In January 2008, Lilly presented with non-convulsive status epilepticus as her predominant seizure type.  For untrained caregivers, non-convulsive seizures are hard to detect and may be confused with naps.  At the point Lilly developed these hard to detect seizures, we pursued private duty nursing for her care while away from me.   In addition, we pursued private duty nursing to monitor Lilly at night for seizures including non-convulsive seizures while on pulse oximetry.  SUDEP or death from suffocation is more probable at night in children with intractable epilepsies.  Lilly had an anticipated progression of seizure types and frequency during 2008 and had 58 seizures during that year compared to five the year before.  The combination of stiripentol, clobazam, topirimate, and felbamate decreased the duration of these seizures but did not prevent them.

In addition, we initiated the ketogenic diet in May 2008.  We continued this diet through December and opted to stop the diet since it provided minimal benefit at that time.   Lilly experienced severe metabolic problems including high ammonia, triglycerides, LFTs and hepatomegaly while on the diet.  Depakote was added around this time, slowly, and Lilly had very high ammonia levels until the Topamax was weaned.  She had fairly good seizure control aside from the eyelid flutters.  Adding Zarontin to her stiripentol, Depakote, clobazam regimen helped.

Lilly has remained pretty stable with this drug regimen, and her learning has improved.

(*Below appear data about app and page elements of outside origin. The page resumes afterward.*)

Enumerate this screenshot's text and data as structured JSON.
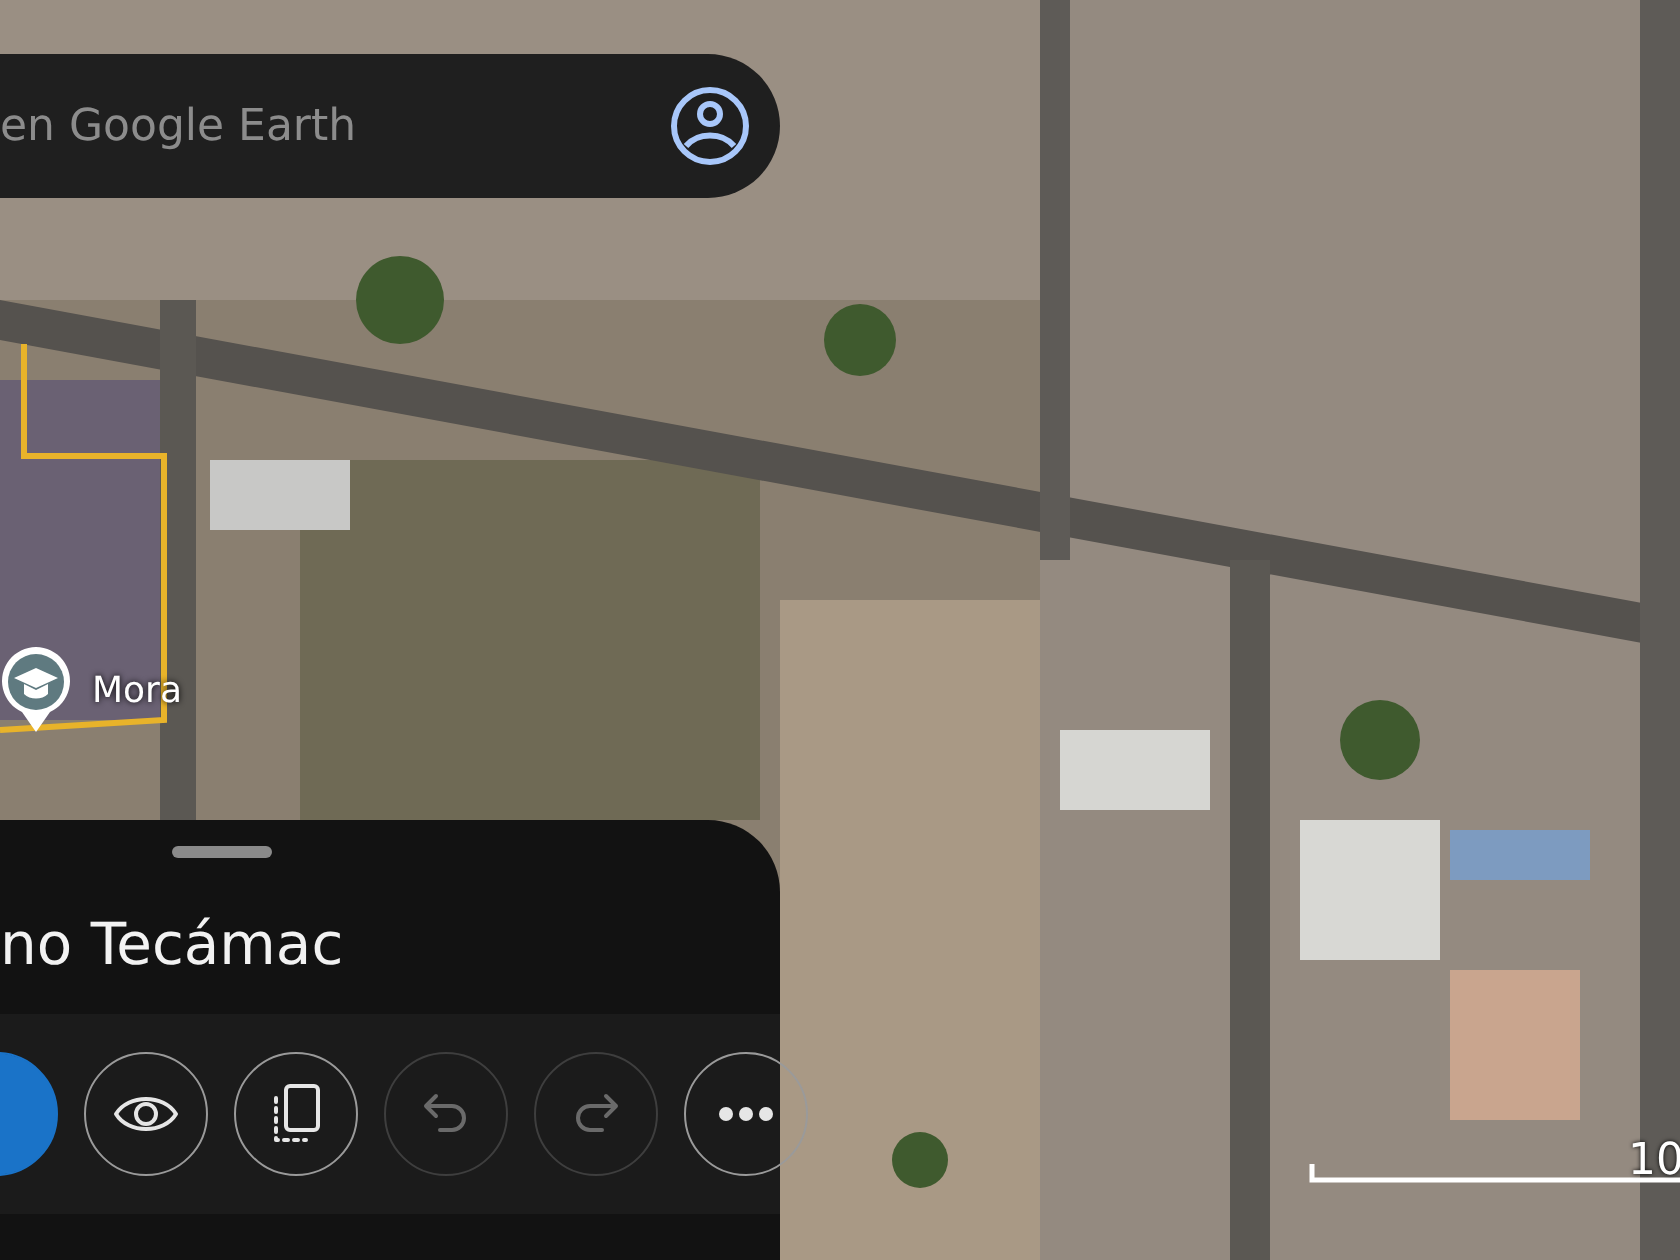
{
  "search_bar": {
    "placeholder": "en Google Earth"
  },
  "map": {
    "place_label": {
      "name": "Mora"
    },
    "scale": {
      "label": "10"
    }
  },
  "bottom_sheet": {
    "title": "no Tecámac",
    "actions": [
      {
        "kind": "primary",
        "disabled": false
      },
      {
        "kind": "eye",
        "disabled": false
      },
      {
        "kind": "pages",
        "disabled": false
      },
      {
        "kind": "undo",
        "disabled": true
      },
      {
        "kind": "redo",
        "disabled": true
      },
      {
        "kind": "more",
        "disabled": false
      }
    ]
  }
}
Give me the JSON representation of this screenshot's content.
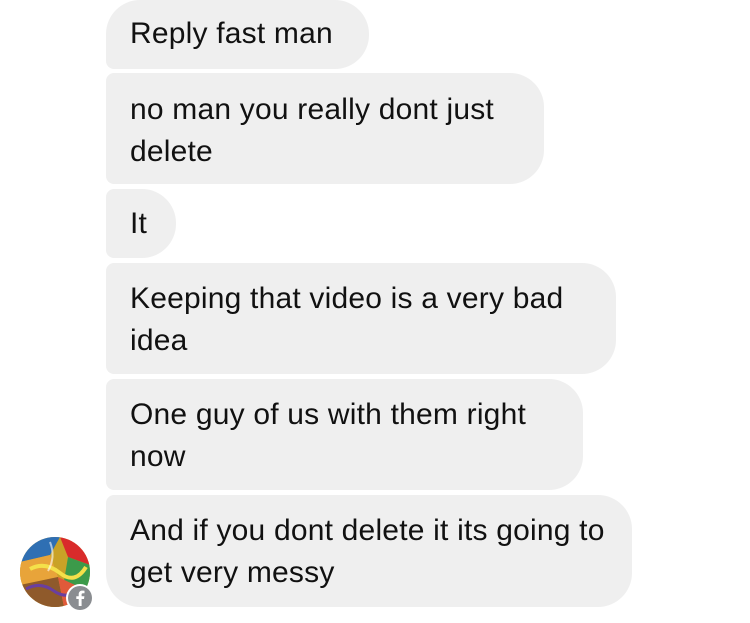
{
  "messages": [
    {
      "text": "Reply fast man"
    },
    {
      "text": "no man you really dont just delete"
    },
    {
      "text": "It"
    },
    {
      "text": "Keeping that video is a very bad idea"
    },
    {
      "text": "One guy of us with them right now"
    },
    {
      "text": "And if you dont delete it its going to get very messy"
    }
  ],
  "colors": {
    "bubble_background": "#efefef",
    "text": "#111111",
    "badge": "#8a8d91"
  },
  "icons": {
    "sender_avatar": "avatar",
    "platform_badge": "facebook-icon"
  }
}
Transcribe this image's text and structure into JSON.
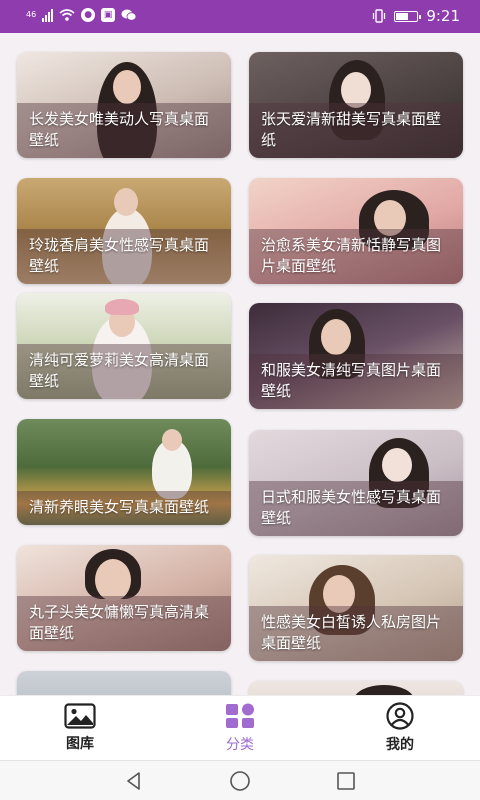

She had two additional episodes of status epilepticus in the fall of 2008 and in January 2009. She still has seizures, mostly in her sleep, about every 7 – 10 days.  We give Epistatus to avoid hospital visits.   At age 5 and a half, she tested developmentally two years behind.  We are hopeful that the new technology surfacing and the compound ICE is investing in will be the answer for Lilly and her friends and will change her life.

A Common Occurrence

Lilly getting blood drawn for anti-epileptic drug levels